### INPUT MATERIAL
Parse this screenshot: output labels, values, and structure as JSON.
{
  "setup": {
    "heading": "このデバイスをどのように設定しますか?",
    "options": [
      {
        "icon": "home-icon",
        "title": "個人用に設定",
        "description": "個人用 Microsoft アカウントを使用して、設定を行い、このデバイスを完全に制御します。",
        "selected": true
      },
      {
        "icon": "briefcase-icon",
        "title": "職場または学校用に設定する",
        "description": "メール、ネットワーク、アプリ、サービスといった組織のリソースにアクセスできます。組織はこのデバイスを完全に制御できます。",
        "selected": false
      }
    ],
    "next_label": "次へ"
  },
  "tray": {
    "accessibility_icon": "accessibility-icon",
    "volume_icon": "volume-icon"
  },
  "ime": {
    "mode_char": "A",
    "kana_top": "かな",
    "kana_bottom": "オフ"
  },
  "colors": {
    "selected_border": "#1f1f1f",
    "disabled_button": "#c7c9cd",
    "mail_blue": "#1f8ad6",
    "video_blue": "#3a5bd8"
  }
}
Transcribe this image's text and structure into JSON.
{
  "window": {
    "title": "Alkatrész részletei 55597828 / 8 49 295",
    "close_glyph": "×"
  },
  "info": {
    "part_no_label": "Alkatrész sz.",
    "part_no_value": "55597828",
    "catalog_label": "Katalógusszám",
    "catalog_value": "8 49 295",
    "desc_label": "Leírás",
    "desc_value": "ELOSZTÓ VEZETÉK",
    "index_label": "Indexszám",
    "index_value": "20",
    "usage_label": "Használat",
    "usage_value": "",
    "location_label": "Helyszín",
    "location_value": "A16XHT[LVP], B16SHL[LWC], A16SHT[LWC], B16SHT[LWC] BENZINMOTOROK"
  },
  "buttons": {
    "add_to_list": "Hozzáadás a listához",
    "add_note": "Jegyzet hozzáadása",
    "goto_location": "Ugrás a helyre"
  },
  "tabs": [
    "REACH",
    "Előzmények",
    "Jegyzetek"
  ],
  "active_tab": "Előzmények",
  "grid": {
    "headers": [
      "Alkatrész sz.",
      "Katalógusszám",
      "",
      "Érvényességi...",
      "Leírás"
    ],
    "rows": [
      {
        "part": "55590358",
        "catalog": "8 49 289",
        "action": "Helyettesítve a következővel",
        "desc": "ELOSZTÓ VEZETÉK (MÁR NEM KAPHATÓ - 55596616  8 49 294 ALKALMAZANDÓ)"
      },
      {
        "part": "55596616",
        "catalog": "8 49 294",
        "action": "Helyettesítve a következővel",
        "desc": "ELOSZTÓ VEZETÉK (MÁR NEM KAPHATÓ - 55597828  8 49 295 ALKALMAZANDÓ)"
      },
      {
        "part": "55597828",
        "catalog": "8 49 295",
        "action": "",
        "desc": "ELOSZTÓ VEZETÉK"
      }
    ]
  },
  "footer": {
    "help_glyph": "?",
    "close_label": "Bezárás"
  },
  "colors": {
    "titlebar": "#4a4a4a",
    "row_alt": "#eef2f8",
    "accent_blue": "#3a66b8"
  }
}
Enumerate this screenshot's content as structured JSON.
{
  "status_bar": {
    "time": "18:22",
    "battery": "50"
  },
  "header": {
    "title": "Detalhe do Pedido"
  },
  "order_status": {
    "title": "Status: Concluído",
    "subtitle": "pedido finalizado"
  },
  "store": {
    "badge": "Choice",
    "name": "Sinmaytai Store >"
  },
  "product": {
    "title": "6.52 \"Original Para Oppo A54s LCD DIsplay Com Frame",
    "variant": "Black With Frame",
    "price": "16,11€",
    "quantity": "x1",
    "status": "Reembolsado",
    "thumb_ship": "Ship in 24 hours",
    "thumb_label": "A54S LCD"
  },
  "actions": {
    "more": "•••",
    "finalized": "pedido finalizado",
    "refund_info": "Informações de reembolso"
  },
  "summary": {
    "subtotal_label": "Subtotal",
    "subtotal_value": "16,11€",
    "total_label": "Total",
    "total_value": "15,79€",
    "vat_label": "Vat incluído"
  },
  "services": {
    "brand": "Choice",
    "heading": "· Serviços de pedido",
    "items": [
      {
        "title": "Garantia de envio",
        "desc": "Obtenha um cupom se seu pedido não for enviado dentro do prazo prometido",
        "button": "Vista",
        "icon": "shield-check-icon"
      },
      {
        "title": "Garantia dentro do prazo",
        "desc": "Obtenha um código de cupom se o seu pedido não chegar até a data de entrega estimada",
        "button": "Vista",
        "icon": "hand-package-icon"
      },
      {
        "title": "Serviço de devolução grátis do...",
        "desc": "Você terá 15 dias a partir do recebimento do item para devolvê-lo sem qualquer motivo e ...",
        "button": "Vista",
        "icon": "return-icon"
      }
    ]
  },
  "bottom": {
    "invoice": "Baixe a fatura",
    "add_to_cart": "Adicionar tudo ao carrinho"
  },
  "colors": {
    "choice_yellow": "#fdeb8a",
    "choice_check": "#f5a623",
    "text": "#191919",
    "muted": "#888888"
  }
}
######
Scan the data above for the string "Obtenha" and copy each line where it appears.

        "desc": "Obtenha um cupom se seu pedido não for enviado dentro do prazo prometido",
        "desc": "Obtenha um código de cupom se o seu pedido não chegar até a data de entrega estimada",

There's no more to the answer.